▶ **Exercise**: Copy each line of the records that includes "import".

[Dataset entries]
▼

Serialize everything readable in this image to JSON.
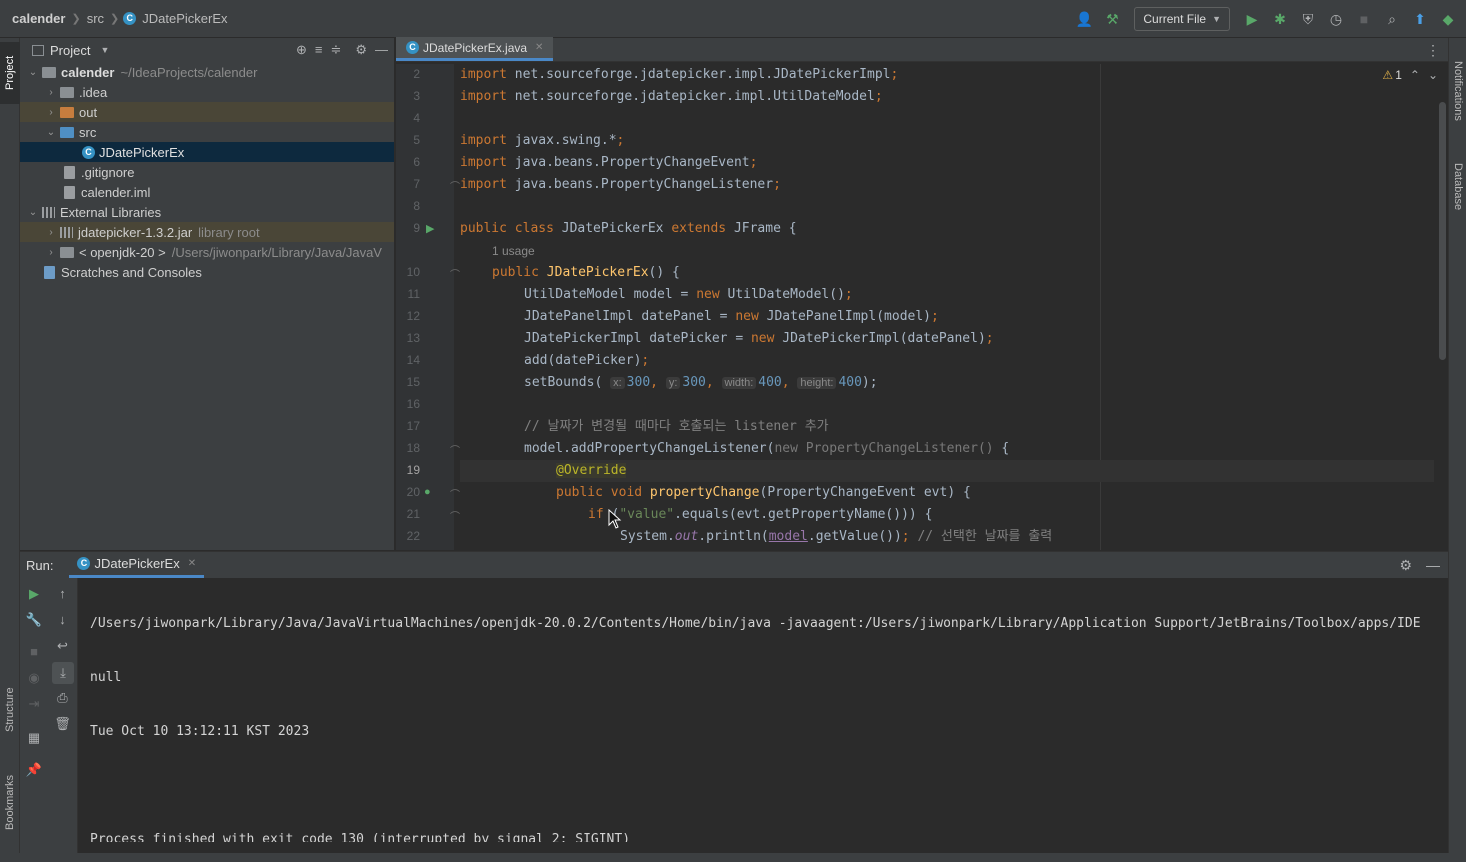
{
  "breadcrumb": {
    "project": "calender",
    "folder": "src",
    "file": "JDatePickerEx"
  },
  "toolbar": {
    "run_config": "Current File"
  },
  "left_strip": {
    "project_tab": "Project",
    "structure_tab": "Structure",
    "bookmarks_tab": "Bookmarks"
  },
  "right_strip": {
    "notifications_tab": "Notifications",
    "database_tab": "Database"
  },
  "project_panel": {
    "title": "Project",
    "tree": [
      {
        "label": "calender",
        "detail": "~/IdeaProjects/calender"
      },
      {
        "label": ".idea"
      },
      {
        "label": "out"
      },
      {
        "label": "src"
      },
      {
        "label": "JDatePickerEx"
      },
      {
        "label": ".gitignore"
      },
      {
        "label": "calender.iml"
      },
      {
        "label": "External Libraries"
      },
      {
        "label": "jdatepicker-1.3.2.jar",
        "detail": "library root"
      },
      {
        "label": "< openjdk-20 >",
        "detail": "/Users/jiwonpark/Library/Java/JavaV"
      },
      {
        "label": "Scratches and Consoles"
      }
    ]
  },
  "editor": {
    "tab_label": "JDatePickerEx.java",
    "warning_count": "1",
    "line_numbers": [
      "2",
      "3",
      "4",
      "5",
      "6",
      "7",
      "8",
      "9",
      "10",
      "11",
      "12",
      "13",
      "14",
      "15",
      "16",
      "17",
      "18",
      "19",
      "20",
      "21",
      "22"
    ],
    "code": {
      "l2a": "import",
      "l2b": " net.sourceforge.jdatepicker.impl.JDatePickerImpl",
      "l2c": ";",
      "l3a": "import",
      "l3b": " net.sourceforge.jdatepicker.impl.UtilDateModel",
      "l3c": ";",
      "l5a": "import",
      "l5b": " javax.swing.*",
      "l5c": ";",
      "l6a": "import",
      "l6b": " java.beans.PropertyChangeEvent",
      "l6c": ";",
      "l7a": "import",
      "l7b": " java.beans.PropertyChangeListener",
      "l7c": ";",
      "l9a": "public class",
      "l9b": " JDatePickerEx ",
      "l9c": "extends",
      "l9d": " JFrame {",
      "usage": "1 usage",
      "l10a": "public",
      "l10b": "JDatePickerEx",
      "l10c": "() {",
      "l11a": "UtilDateModel model = ",
      "l11b": "new",
      "l11c": " UtilDateModel()",
      "l11d": ";",
      "l12a": "JDatePanelImpl datePanel = ",
      "l12b": "new",
      "l12c": " JDatePanelImpl(model)",
      "l12d": ";",
      "l13a": "JDatePickerImpl datePicker = ",
      "l13b": "new",
      "l13c": " JDatePickerImpl(datePanel)",
      "l13d": ";",
      "l14a": "add(datePicker)",
      "l14b": ";",
      "l15a": "setBounds(",
      "l15h1": "x:",
      "l15v1": "300",
      "l15h2": "y:",
      "l15v2": "300",
      "l15h3": "width:",
      "l15v3": "400",
      "l15h4": "height:",
      "l15v4": "400",
      "l15e": ");",
      "l17": "// 날짜가 변경될 때마다 호출되는 listener 추가",
      "l18a": "model.addPropertyChangeListener(",
      "l18b": "new PropertyChangeListener()",
      "l18c": " {",
      "l19": "@Override",
      "l20a": "public void",
      "l20b": "propertyChange",
      "l20c": "(PropertyChangeEvent evt) {",
      "l21a": "if",
      "l21b": " (",
      "l21c": "\"value\"",
      "l21d": ".equals(evt.getPropertyName())) {",
      "l22a": "System.",
      "l22b": "out",
      "l22c": ".println(",
      "l22d": "model",
      "l22e": ".getValue())",
      "l22f": ";",
      "l22g": " // 선택한 날짜를 출력"
    }
  },
  "run_panel": {
    "label": "Run:",
    "tab_label": "JDatePickerEx",
    "console": [
      "/Users/jiwonpark/Library/Java/JavaVirtualMachines/openjdk-20.0.2/Contents/Home/bin/java -javaagent:/Users/jiwonpark/Library/Application Support/JetBrains/Toolbox/apps/IDE",
      "null",
      "Tue Oct 10 13:12:11 KST 2023",
      "",
      "Process finished with exit code 130 (interrupted by signal 2: SIGINT)"
    ]
  }
}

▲

▶ **Exercise solution**:
      "l2a": "import",
      "l3a": "import",
      "l5a": "import",
      "l6a": "import",
      "l7a": "import",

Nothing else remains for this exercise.